  2. I am also always a bit skeptical of the large gaps between children (even in non-Catholic families!). There was a gap of nine years between two of my great-uncles. Did my great-grandparents lose children in those years or were there just no conceptions? Or perhaps miscarriages or abortions? I hope you find more about Dorothy and the other mystery child(ren).

  3. I agree; gaps between children in nineteenth and early twentieth century families are quite likely to indicate babies who died young, stillbirths and miscarriages. Unless the father is absent for long periods of time (away working, at war, etc). It is horrible knowledge though; I hate the search for dead children, even when it helps to complete my knowledge of ancestors’ lives.

  4. When I find these missing babies, I find it so sad. I can’t imagine being the mother, losing so many children and it was so common. Or the dad either. And then there is the idea of siblings: my great-grandfather lost his two baby sisters at Christmas when he was only 5. I can’t imagine how that marked him.
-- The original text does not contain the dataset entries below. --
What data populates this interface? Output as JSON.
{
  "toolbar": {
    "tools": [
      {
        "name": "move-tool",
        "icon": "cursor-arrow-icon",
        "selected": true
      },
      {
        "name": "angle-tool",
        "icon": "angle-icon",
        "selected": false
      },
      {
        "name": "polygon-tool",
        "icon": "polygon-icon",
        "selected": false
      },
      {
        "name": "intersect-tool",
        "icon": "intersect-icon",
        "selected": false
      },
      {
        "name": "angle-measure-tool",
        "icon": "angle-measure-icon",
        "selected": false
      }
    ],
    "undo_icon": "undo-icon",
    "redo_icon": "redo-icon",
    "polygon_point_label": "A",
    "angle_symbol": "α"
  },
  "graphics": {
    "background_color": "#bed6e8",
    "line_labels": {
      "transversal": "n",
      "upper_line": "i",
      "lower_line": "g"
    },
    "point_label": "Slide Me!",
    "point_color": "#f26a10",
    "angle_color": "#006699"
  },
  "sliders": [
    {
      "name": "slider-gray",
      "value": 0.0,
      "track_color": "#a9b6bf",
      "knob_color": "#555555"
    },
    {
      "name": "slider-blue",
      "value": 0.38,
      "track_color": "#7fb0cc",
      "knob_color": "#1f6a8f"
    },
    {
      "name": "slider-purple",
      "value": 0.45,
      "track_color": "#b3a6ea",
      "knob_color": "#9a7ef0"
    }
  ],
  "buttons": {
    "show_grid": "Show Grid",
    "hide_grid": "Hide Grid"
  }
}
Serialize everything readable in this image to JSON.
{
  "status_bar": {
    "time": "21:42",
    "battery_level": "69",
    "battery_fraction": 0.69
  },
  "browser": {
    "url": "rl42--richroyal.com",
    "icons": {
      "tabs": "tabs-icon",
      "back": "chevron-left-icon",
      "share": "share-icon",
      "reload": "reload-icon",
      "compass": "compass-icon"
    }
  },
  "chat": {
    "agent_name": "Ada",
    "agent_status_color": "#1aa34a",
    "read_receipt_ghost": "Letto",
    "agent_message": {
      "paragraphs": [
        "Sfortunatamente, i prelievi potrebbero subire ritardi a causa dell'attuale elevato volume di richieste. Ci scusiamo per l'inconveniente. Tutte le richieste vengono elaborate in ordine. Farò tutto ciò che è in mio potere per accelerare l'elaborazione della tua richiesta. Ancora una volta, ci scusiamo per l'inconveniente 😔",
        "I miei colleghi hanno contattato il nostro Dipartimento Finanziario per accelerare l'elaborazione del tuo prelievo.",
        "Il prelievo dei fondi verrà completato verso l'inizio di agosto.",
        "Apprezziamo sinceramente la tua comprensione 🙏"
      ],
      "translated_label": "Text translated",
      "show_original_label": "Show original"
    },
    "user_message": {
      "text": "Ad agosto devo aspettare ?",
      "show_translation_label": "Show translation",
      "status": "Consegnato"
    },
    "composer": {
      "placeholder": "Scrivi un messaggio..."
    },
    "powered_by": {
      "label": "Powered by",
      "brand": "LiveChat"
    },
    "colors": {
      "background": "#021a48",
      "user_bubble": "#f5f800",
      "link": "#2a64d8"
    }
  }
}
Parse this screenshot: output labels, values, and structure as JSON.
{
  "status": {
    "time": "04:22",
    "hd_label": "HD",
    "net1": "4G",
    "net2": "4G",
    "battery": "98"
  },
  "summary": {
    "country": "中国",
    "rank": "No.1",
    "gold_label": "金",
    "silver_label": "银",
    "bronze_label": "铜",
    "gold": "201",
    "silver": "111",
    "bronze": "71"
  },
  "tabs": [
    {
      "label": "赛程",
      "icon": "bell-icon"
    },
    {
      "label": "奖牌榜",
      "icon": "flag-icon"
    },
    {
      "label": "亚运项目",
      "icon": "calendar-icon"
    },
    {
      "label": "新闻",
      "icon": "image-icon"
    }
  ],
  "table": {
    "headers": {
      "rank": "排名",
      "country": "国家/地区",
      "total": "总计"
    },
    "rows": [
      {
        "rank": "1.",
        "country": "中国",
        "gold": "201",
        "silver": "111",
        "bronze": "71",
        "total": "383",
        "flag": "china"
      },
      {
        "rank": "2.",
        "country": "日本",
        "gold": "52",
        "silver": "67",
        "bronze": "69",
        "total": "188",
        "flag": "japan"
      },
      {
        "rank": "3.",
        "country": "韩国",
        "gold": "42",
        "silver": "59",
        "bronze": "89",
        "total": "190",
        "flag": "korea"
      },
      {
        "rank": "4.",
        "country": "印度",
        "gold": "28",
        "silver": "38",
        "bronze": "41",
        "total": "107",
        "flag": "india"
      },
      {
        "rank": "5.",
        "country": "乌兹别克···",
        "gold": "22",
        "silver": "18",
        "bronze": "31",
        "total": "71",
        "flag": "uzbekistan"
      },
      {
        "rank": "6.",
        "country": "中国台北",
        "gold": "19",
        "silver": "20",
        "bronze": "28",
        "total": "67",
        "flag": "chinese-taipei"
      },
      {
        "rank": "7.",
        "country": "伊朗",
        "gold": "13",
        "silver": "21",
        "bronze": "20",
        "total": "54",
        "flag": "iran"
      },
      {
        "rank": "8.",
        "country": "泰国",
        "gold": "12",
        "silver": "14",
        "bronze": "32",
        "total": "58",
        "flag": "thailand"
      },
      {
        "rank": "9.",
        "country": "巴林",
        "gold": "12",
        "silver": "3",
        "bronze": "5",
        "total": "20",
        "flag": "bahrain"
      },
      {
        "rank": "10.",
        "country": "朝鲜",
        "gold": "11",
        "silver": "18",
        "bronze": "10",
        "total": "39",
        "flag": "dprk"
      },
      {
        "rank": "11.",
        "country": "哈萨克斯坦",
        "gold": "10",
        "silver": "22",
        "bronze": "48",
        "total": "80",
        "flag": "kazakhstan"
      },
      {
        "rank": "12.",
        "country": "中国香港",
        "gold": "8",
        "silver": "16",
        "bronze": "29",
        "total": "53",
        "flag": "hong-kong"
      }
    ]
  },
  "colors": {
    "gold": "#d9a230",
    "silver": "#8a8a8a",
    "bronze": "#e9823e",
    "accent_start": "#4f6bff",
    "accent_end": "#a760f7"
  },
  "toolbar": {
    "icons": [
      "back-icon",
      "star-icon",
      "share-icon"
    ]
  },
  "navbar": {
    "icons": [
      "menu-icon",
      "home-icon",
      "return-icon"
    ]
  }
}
    • Yes, definitely sad. But I also feel like finding them and adding them to the tree is a way to acknowledge not only their life, but the loss their family experienced. So for me, it is sad, but also joyful to record those precious babies and honor their short lives and the love and loss their family must have felt.

      How sad for your grandfather to lose his two baby sisters at Christmas! I wonder if future Christmases were tinged with noticeable sadness?

    • Luanne, do you know what their causes of death were? I agree, it is very sad to lose two babies around Christmas. How old were the girls?

  5. I think of them as the forgotten children as the 10 years gap between the census (20 for 1880-1900) and bad record keeping of the times have made them disappear although they were surely not forgotten by their parents. Record keeping in Europe was much better and when I find this kind of gap it is usually not because of infant death.

    • Yes, definitely not forgotten by their parents. Although I do find it curious that my great-grandfather never mentioned any additional siblings. Maybe he forgot? Or maybe he, like many others from this time, didn’t dwell on the loses as it was so common.

      Interesting that gaps in Europe mean something different. I have done very little research in Europe. I’m mostly in Quebec, Scotland, England and the US. My Scottish folks just didn’t seem to have gaps. I’m a novice in my English research. One of these days I hope to start researching in France. I have a 3rd great grandpa born there but I can’t seem to get him across the pond…

      • Does that also mean you don’t know where he came from in France?

        • I only have family notes that list his birthplace as “Near Verdun”. I can’t find any records for him prior to his marriage. I have photos of him and plenty of anecdotal evidence, but no records pre-marriage. Near Verdun is not super helpful… sigh.

        • Have you checked out his name on Geneanet. There may be French researchers working on the same family. It could lead to the commune in the Département de la Meuse especially if it is an unusual surname or combination of first names.

        • Thanks for the tip Cathy. I haven’t done that. It used to be that the only people with his last name that I could find anywhere in the world were his own descendants. Recently some Paris records have popped up on Ancestry that also have his last name so I guess his last name isn’t made up after all. 🙂 I’ll give your suggestion a try. Thank you!

Leave a Reply

Fill in your details below or click an icon to log in: Logo

You are commenting using your account. Log Out / Change )

Twitter picture

You are commenting using your Twitter account. Log Out / Change )

Facebook photo

You are commenting using your Facebook account. Log Out / Change )

Google+ photo

You are commenting using your Google+ account. Log Out / Change )

Connecting to %s